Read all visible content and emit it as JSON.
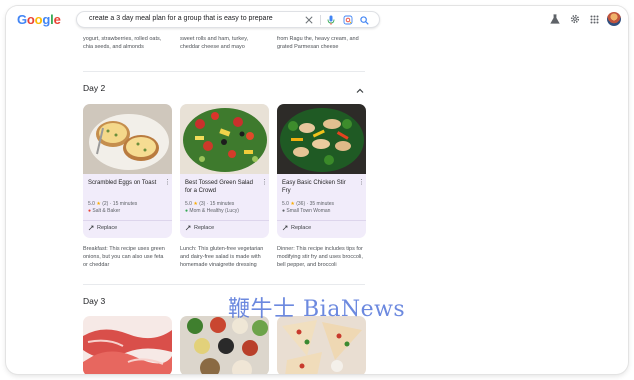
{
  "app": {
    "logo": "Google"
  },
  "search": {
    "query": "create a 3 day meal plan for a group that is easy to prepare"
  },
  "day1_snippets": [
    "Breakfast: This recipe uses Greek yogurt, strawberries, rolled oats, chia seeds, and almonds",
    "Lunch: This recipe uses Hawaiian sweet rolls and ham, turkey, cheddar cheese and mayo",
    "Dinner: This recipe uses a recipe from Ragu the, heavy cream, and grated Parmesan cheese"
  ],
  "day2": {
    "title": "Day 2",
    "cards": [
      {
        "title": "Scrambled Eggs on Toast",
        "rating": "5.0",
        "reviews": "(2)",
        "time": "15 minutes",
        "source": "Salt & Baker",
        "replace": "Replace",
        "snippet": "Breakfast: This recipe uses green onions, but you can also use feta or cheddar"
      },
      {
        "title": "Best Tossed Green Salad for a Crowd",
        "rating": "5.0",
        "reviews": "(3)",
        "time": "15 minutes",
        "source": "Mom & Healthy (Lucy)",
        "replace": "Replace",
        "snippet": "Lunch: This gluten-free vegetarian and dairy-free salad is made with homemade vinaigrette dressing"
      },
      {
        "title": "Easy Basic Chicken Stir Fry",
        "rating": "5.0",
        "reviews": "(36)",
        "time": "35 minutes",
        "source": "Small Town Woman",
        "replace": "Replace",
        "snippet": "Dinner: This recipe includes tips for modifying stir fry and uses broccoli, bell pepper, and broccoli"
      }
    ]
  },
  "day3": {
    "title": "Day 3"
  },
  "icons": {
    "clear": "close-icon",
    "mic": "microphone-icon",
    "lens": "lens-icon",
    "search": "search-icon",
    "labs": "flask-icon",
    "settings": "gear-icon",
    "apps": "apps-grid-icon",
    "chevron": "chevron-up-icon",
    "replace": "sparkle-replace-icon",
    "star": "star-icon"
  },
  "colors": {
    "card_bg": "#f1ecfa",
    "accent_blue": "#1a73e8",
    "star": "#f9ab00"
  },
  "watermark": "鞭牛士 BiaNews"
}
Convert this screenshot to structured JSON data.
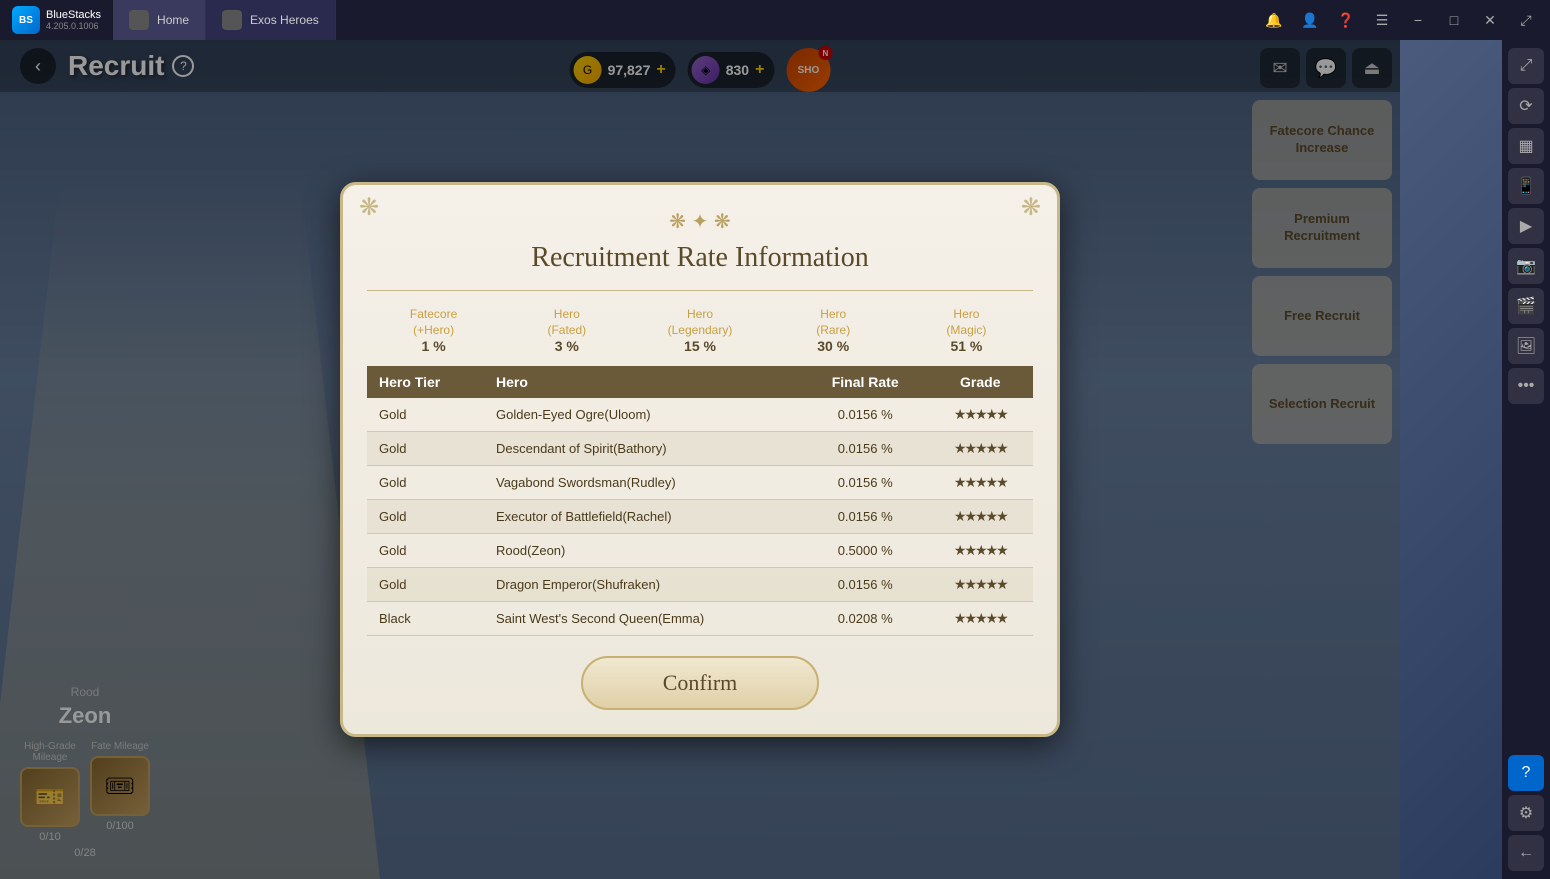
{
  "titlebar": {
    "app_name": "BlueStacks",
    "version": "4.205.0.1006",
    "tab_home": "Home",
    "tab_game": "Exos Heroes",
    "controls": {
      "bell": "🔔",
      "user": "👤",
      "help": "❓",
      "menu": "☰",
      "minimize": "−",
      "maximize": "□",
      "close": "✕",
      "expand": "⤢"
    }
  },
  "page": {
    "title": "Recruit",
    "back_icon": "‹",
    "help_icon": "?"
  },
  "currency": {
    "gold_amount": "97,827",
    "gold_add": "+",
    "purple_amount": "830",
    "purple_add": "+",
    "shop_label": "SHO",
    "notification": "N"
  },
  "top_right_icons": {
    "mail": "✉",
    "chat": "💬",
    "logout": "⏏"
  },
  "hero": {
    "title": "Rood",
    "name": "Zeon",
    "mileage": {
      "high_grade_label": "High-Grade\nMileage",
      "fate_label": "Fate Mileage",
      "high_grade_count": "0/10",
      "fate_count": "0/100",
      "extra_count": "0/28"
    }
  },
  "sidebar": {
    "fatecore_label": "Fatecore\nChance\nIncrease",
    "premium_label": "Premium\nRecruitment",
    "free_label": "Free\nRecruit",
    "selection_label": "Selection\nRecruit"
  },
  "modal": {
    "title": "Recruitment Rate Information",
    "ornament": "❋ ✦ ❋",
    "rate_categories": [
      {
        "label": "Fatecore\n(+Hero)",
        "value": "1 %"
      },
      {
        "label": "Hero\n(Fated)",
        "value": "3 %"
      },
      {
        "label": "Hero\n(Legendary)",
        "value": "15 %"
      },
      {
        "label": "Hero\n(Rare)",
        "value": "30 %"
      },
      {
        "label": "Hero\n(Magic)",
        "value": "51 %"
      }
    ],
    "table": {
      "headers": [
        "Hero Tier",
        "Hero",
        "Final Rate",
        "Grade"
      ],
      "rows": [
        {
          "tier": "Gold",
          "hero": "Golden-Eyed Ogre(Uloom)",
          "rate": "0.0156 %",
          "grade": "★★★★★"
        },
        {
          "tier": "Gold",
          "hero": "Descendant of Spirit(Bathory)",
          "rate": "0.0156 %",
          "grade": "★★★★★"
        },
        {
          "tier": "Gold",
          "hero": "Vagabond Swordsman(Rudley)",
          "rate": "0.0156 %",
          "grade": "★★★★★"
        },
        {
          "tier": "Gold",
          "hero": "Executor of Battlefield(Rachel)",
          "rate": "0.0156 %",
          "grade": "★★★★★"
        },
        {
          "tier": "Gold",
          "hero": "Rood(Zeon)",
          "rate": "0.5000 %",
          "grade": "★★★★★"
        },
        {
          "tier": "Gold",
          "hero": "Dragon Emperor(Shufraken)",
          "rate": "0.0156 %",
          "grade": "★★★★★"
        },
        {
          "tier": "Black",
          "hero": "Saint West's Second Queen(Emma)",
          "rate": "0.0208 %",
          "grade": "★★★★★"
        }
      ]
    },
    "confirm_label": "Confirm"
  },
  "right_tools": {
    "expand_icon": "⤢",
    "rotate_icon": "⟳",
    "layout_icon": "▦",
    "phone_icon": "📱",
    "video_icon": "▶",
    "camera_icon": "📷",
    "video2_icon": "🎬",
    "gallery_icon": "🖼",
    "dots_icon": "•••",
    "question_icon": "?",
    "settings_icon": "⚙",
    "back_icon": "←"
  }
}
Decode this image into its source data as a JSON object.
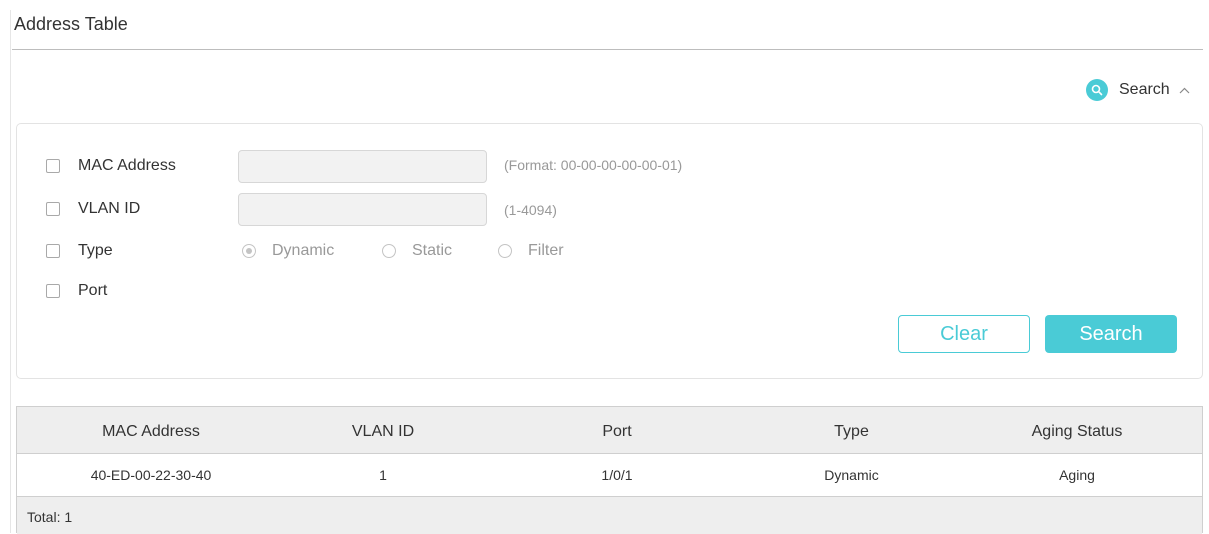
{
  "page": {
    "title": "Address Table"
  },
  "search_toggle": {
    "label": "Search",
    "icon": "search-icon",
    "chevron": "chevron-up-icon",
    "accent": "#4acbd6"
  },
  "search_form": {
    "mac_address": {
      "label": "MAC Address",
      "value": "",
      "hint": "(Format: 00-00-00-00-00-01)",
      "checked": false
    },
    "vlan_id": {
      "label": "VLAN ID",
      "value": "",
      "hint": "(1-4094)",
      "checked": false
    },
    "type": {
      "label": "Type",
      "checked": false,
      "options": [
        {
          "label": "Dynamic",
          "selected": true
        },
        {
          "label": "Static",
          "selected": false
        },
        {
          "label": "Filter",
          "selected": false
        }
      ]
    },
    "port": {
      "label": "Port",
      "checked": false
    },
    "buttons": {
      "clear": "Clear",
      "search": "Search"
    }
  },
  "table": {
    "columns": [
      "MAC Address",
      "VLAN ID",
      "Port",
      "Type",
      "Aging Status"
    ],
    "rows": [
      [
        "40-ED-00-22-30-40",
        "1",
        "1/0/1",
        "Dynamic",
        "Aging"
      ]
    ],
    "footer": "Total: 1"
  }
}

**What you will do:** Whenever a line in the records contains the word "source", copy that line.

**Answer box:**
        "source": "Salt & Baker",
        "source": "Mom & Healthy (Lucy)",
        "source": "Small Town Woman",
Decode this image into its source data as a JSON object.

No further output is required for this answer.